This book tackles boredom as an existential problem:  the inability to find, among a surfeit of possible activities, an activity that will truly enrich one’s inner life.  One suspects that, even in the absence of a god, certain ways of spending one’s life must be more rewarding than others – but what are they?  How does one find them?  Do they still exist, or has capitalism destroyed them from the inside out? 

This is why the wheel-spinning that begins this book, and that is partially cut out of the translation, is so important, I think:  Murakami’s problem as an author mirrors I’s problem as a character.  The book works better when we can feel that, by working through the barren period together with them.  It makes the contrast with the later, livelier sections of the book that much more meaningful.  The solution the Sheep Man gives I is to keep dancing:  action, any kind of action, is better than inaction, than sitting around moaning about your loneliness.  And maybe, just maybe, while you’re dancing something will present itself.  At the very least, you’ll be diverted, get a little exercise, maybe have some fun.  The almost ridiculously pellmell feel of the post-Sapporo parts of the book demonstrates this.

Apart from the heavy themes, this book does have its delights.  In a book written during the first flush of his celebrity after Norwegian Wood, Murakami gives us a facetious self-portrait of where he fears he’ll end up in ten years – fat, pompous, and irrelevant.  In Dick, meanwhile, Murakami gives us his first fully-realized foreign character (J hardly counts), and he does it with all the empathy and non-essentialism that “Slow Boat to China” promised.  In the scenes between I and Yuki, Murakami gives us some great comedy.

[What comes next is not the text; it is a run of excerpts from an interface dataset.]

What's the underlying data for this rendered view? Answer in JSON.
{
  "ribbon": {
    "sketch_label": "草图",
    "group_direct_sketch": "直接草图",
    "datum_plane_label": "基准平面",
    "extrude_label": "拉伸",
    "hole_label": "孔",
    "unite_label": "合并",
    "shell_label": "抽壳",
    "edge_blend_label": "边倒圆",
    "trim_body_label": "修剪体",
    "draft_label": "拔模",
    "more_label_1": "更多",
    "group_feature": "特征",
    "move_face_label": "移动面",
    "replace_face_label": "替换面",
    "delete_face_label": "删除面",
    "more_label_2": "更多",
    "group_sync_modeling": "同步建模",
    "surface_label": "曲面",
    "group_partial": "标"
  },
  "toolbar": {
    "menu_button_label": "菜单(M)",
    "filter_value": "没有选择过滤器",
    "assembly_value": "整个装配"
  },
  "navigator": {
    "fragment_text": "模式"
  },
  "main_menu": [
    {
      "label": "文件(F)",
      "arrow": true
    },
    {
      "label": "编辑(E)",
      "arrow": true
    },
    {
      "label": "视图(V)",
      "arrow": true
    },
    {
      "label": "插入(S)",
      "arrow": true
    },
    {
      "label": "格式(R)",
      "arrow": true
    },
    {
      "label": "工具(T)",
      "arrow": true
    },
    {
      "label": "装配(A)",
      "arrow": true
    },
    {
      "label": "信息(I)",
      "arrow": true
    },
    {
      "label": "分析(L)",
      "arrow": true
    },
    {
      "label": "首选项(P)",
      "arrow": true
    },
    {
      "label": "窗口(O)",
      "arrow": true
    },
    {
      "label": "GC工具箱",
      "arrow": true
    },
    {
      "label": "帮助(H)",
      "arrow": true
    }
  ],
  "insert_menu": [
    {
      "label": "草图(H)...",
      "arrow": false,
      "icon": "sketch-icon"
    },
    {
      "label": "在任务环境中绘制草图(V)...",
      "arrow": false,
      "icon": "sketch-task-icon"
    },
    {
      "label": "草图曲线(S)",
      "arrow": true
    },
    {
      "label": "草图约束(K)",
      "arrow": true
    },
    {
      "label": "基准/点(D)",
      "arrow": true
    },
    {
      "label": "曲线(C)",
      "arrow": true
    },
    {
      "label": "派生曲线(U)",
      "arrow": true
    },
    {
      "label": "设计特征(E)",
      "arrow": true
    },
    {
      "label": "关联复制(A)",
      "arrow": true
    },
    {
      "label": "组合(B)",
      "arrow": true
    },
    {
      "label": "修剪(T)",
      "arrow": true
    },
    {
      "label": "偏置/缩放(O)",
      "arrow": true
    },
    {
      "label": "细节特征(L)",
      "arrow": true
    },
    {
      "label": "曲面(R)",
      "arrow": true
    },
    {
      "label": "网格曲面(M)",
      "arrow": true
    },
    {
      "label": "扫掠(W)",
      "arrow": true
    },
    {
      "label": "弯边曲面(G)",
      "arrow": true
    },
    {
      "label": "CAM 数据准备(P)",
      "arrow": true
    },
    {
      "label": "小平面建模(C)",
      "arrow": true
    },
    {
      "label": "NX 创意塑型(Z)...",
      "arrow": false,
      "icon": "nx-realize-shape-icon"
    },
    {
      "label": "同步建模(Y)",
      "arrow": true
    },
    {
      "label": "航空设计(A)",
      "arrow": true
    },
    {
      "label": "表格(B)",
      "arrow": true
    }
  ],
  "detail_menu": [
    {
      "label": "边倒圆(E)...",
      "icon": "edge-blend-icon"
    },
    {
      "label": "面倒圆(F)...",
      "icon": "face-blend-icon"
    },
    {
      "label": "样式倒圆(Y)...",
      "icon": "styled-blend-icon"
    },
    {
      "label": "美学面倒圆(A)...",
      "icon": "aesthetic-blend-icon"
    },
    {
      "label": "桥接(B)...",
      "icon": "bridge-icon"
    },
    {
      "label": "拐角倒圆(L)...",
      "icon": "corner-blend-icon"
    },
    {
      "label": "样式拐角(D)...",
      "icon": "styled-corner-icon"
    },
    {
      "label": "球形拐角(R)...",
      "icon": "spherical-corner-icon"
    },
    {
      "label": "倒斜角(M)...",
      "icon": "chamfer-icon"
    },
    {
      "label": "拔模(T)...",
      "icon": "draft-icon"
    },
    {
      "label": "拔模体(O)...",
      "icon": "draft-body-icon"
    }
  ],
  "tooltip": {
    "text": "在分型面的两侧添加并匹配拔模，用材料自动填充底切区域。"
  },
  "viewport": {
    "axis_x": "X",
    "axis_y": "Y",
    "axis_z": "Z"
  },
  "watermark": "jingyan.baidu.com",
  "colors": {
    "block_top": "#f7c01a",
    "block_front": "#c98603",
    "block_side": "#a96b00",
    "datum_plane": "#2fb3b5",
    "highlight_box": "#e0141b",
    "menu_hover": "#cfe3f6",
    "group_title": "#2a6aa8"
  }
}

It’s definitely one of his minor novels.  But at the same time it’s important, to see him trying to find new themes for himself.  He’s trying to extend himself, even if he goes back to semi-familiar territory to do it.


Daniel said...

Excellent post. I'm really interested to read those first two chapters, so next time I'm over there I'll have to track down copies and take a look.

I read American Psycho this past summer and couldn't help but compare the two books...and I think Easton Ellis really takes his critique to a totally different level. Have you read it?

Tanuki said...

I regret to say that I haven't read American Psycho, but just knowing in general terms about it I can totally see the comparison. Dance x 3 hadn't been translated yet, but I wonder if Ellis had gotten wind of it anyway? Murakami was pretty celebrated by Ellis's circle.